Like gay marriage and marijuana regulations before it, across the country, Americans are waking up to our harmful laws against sex work. As they are now, sex work criminalization laws create barriers to access to health services for sex workers and increase their vulnerability to physical harm, financial abuse, and other crimes.
Earlier this year, the Reducing Criminalization of Commercial Sex Amendment Act of 2019 was introduced by the D.C. City Council. Despite the rising groundswell of sex worker-led advocacy to call attention to the issues sex workers face, and the growing support among politicians to decriminalize sex work in D.C., The Washington Post’s editorial page recounts a more extreme, carceral view — one that relies on anecdotes more than facts, and has no real consideration of the significant benefits that decriminalizing sex work would have for the city.
Sex work decriminalization affirms sexual and reproductive health and rights. Decriminalization enables sex workers to better screen clients, negotiate safer sex practices, and report incidents of trafficking or client and police violence, which benefits not only sex workers, but the general public as well. No one can afford to ignore these facts when we have conversations about people’s health care needs.
On a global scale, international health and development agencies including UNAIDS, UNFPA, UNDP, the WHO, and the World Bank have recognized the role that decriminalization of sex work plays in advancing public health outcomes while also advancing the human rights of sex workers. For example, the decriminalization of sex work would have the greatest effect on the course of HIV epidemics across all settings, averting 33–46% of new HIV infections in the next decade. There were 12,322 individuals living with HIV in the District at the end of 2018. In 2016, the Center for Health and Gender Equity released a report highlighting the role that decriminalization plays in advancing health and rights internationally, and provides recommendations for actions that the U.S. government can take to advance these objectives.

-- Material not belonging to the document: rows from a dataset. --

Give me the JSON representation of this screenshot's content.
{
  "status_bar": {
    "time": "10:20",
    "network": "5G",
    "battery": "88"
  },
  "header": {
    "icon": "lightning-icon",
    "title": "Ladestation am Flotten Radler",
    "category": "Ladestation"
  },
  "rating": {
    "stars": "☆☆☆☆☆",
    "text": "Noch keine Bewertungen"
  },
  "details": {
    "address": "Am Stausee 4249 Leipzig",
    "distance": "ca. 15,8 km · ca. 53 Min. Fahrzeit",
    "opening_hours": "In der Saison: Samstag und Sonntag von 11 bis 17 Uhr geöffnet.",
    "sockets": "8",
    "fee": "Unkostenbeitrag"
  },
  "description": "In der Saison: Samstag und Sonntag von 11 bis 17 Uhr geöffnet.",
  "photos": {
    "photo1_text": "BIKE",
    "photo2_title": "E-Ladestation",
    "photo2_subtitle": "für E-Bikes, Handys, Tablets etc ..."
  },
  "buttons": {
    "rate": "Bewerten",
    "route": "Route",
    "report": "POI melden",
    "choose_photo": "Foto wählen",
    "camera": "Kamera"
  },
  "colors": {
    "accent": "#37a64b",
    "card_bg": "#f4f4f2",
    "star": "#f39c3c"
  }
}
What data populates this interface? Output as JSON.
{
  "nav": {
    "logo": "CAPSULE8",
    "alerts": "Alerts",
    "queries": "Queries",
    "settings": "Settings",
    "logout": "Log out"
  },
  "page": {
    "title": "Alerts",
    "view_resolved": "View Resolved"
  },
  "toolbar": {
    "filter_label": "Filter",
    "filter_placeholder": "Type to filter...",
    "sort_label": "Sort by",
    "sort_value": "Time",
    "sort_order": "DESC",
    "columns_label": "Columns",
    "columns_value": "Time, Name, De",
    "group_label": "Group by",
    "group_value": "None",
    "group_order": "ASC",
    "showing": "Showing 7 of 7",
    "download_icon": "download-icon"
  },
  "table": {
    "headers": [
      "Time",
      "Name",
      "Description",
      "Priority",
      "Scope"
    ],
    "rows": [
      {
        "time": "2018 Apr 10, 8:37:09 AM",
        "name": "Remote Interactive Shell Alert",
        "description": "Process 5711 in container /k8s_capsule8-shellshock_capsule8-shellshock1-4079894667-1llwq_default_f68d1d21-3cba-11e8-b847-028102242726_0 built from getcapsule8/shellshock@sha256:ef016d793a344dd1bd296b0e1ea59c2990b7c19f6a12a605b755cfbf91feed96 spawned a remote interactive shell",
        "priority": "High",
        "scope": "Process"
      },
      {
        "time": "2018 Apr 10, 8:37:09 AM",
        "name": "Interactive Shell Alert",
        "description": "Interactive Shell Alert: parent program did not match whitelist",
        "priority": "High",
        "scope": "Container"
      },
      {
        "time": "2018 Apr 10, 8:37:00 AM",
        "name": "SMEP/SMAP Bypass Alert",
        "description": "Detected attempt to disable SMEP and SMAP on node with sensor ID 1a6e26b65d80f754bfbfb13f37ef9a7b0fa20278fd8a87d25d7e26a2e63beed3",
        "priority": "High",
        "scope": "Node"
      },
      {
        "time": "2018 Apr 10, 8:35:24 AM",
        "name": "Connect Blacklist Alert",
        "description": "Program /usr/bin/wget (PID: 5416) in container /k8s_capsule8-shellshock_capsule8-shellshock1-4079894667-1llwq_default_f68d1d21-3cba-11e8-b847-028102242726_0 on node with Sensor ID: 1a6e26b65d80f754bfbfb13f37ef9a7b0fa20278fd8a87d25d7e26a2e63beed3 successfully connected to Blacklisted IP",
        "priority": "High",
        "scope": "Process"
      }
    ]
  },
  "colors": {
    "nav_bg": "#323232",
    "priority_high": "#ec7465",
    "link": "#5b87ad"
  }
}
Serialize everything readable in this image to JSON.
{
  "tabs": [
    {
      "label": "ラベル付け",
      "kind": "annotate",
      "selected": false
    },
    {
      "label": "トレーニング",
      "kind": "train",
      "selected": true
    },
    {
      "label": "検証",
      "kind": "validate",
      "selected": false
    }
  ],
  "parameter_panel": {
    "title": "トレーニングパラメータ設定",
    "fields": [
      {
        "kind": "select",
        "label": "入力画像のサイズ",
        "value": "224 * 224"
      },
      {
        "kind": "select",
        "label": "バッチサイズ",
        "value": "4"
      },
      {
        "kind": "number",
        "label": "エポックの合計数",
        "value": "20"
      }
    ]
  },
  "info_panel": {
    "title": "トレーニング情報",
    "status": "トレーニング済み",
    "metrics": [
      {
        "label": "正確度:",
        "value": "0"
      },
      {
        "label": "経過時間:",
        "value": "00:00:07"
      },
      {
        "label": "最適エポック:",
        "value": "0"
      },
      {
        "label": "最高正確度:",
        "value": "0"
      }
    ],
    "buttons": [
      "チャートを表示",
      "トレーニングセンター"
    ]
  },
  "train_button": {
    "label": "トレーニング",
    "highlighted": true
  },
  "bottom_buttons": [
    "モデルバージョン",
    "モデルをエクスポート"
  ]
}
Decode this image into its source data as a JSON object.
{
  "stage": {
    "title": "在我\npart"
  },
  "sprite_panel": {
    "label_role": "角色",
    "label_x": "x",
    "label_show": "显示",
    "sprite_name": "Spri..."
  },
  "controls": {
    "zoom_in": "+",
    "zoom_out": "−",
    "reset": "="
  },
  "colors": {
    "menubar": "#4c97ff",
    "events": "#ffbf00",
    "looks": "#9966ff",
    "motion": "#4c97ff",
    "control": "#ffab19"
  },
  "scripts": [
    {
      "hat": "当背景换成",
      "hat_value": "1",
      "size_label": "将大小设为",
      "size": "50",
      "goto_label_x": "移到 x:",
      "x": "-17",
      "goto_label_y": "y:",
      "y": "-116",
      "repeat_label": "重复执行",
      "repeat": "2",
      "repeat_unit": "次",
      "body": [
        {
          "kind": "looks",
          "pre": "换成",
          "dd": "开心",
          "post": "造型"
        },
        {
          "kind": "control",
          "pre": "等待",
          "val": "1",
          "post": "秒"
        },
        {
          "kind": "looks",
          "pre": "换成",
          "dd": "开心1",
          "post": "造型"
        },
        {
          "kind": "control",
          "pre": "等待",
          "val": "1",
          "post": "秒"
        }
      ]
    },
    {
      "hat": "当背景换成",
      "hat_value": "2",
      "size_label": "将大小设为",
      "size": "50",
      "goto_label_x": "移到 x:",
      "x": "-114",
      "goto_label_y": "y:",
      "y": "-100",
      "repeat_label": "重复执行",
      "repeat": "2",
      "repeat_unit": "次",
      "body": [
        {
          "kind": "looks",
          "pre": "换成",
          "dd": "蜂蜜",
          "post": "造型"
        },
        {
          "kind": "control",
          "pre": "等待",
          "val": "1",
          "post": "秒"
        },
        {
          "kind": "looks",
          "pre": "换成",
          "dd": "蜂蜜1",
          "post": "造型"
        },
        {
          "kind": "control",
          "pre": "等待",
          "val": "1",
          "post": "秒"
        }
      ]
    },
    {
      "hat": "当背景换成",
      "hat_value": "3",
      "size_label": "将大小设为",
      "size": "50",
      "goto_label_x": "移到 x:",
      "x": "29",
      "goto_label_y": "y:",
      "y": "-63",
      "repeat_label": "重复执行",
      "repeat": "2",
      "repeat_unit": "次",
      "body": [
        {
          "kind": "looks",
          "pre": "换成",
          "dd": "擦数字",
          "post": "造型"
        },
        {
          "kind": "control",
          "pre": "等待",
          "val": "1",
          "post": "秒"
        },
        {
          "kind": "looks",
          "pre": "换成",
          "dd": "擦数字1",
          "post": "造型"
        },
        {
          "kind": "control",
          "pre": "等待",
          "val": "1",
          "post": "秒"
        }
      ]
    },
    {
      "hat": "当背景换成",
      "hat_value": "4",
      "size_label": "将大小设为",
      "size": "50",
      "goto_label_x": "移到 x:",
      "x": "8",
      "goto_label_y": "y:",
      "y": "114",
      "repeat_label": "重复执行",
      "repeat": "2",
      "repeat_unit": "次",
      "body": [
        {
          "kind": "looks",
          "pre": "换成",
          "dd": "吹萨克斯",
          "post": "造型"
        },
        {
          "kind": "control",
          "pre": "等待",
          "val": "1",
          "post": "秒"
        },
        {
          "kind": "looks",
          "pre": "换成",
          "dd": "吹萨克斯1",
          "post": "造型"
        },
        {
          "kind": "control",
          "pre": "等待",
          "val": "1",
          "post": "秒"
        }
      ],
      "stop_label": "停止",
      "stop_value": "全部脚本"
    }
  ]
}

Furthermore, criminalizing sex work has done nothing to decrease sex workers’ exposure to the very real threat of human trafficking. And to be clear, child abuse, rape, physical abuse, coercion and trafficking are still criminal offenses — the proposed law to decriminalize sex work in no way weakens or eliminates existing laws around sexual violence and exploitation. The difference is that with common sense legislation like the Reducing Criminalization of Commercial Sex Amendment Act, if a sex worker comes forward to report abuses, they don’t have to worry about being convicted of a crime themselves. If D.C. sex workers don’t fear arrest, they’ll be better able to access services and health care, as well as inform authorities when they see trafficking occur.
For example, as our sex work laws are written now, trans women who are sex workers live in fear of police violence and arrests at an alarming rate. In New York City, eighty percent of sex workers report experiencing some form of violence in the course of their work, but sex workers who are immigrants, LGBTQIA+ individuals, and black and brown sex workers in particular feel discouraged to report these incidences. Trans women face alarming rates of murder – and this includes trans women who are sex workers. Earlier this year, Ashanti Carmon, a trans woman of color who was a sex worker was murdered in a D.C. suburb.
That is unacceptable. All sex workers — including trans women and queer women — have the right to bodily autonomy and control over their lives, and the government should work to positively affirm those rights rather than restrict them.
It’s time for those like Colbert King and The Washington Post’s editorial team to reckon with the simple fact that sex work is going to happen no matter what, and keeping it illegal promotes the exploitation of the people he pretends to care about.
This month, as the D.C. City Council comes back to session, we are calling on it to address policies that perpetuate stigma, abuse, and bad public health policy by passing the Reducing Criminalization of Commercial Sex Amendment Act of 2019.
Women everywhere are depending on it.
Beirne Roose-Snyder is director of Public Policy at the Center for Health and Gender Equity. Zoe Bulls is an Advocacy and Partnerships Associate at the Center for Health and Gender Equity.